Hawk Ridge Systems Blog

## Posts Tagged ‘curvature’

### SOLIDWORKS: Continuity and Curvature Part II

Saturday, March 24th, 2018

In Part I of this series, we looked at how the smoothness of curves can be analyzed and controlled. Now we’ll be taking a look at some additional analyses tools to further evaluate our surfaces as well as ways to improve our curvature continuous connections.

The zebra stripes tool (view>display>zebra stripes) allows us to see small changes on a surface that may be hard to see with a standard display. This tool mimics the reflection of long stripes of light on a very shiny surface. With zebra stripes, we can verify that two adjacent faces are in contact, are tangent, or have continuous curvature. As can be seen in the image below, the zebra stripes for contact do not have the same direction or size. The zebra stripes for tangent have the same direction, but change sizes where the tangency occurs – there are two points of tangency. And the curvature continuous stripes share the same direction and the same size throughout the entire surface.

### SOLIDWORKS: Continuity and Curvature

Wednesday, November 22nd, 2017

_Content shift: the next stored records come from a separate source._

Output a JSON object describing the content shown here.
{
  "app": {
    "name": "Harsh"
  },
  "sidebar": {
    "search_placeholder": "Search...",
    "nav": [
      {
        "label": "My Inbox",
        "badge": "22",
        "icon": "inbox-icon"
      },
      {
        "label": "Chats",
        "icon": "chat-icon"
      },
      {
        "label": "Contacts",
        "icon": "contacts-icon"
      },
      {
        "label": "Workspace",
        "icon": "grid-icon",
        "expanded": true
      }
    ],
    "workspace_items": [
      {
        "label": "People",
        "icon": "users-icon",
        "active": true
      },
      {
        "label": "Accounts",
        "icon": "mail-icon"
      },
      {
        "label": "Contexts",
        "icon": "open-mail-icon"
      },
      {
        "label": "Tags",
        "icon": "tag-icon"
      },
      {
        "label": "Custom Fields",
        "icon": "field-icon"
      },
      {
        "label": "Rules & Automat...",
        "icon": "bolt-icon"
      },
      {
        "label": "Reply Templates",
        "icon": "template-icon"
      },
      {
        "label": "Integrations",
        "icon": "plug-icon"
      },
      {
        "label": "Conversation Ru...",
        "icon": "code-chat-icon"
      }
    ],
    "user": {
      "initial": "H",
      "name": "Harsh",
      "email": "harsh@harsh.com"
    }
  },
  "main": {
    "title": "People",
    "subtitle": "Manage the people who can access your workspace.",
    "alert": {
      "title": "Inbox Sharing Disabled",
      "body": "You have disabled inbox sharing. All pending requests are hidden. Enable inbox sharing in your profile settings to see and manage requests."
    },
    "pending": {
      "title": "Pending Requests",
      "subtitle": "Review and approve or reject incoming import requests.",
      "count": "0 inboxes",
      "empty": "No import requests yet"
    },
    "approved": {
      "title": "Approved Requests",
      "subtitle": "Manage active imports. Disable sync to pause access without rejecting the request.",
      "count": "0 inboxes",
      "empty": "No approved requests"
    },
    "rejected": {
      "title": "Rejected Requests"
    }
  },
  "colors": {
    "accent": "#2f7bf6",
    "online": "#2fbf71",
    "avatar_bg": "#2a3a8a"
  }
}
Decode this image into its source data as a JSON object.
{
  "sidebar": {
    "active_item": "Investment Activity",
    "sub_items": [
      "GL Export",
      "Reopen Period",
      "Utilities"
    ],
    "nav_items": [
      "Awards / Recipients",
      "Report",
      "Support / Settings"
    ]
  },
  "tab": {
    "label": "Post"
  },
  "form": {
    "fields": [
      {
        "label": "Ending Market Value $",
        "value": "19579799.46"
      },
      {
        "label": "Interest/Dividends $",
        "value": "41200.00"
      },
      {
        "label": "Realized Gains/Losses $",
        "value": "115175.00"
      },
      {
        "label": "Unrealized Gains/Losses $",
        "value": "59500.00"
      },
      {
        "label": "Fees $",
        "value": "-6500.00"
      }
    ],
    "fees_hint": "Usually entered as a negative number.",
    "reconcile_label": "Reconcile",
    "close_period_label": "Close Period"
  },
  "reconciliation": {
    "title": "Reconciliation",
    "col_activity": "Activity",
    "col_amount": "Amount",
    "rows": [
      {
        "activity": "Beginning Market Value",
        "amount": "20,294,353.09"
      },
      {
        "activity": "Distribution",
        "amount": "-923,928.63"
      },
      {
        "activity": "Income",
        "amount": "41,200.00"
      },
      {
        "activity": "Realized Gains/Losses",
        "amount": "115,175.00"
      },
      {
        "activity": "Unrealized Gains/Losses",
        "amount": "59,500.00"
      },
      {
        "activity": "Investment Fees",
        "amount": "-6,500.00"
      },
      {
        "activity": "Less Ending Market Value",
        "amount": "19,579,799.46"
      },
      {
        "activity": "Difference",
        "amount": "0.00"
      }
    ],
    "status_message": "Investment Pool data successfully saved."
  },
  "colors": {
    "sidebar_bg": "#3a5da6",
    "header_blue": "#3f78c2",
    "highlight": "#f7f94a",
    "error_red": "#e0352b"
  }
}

I like nice curves and I cannot lie. And in SOLIDWORKS we can control exactly how smooth our curves are. When it comes to curves in SOLIDWORKS, there is a difference between what is smooth and what looks smooth. This blog will discuss how we can analyze our curves and control how smooth they really are by using surface evaluation tools and different spline tools.

The quality of a great surface lies within the curve that defines it. These curves are ideally created and controlled through splines. The spline sketch tool creates a smooth curve through the position of control vertices, or CV’s. Controlling the quality of our splines will ultimately control the quality of our surfaces. Splines can be analyzed using the curvature combs tool. The curvature combs tool graphically shows the amount of curvature at a given point on a sketch element. A smooth curvature comb is desired to produce the smoothest surface. As shown below, both splines look the same until we look at their curvature combs. The spline with the smoothest curvature combs (i.e. no flat spots or dips exist) will produce the smoothest surface.

To create smooth curvature combs, splines should be created with the least amount of points possible. Just as seen above, both of these splines are identical. The difference in curvature combs is due to the fact that the spline on the left was made with just 2 points, whereas the spline on the right was made with 5.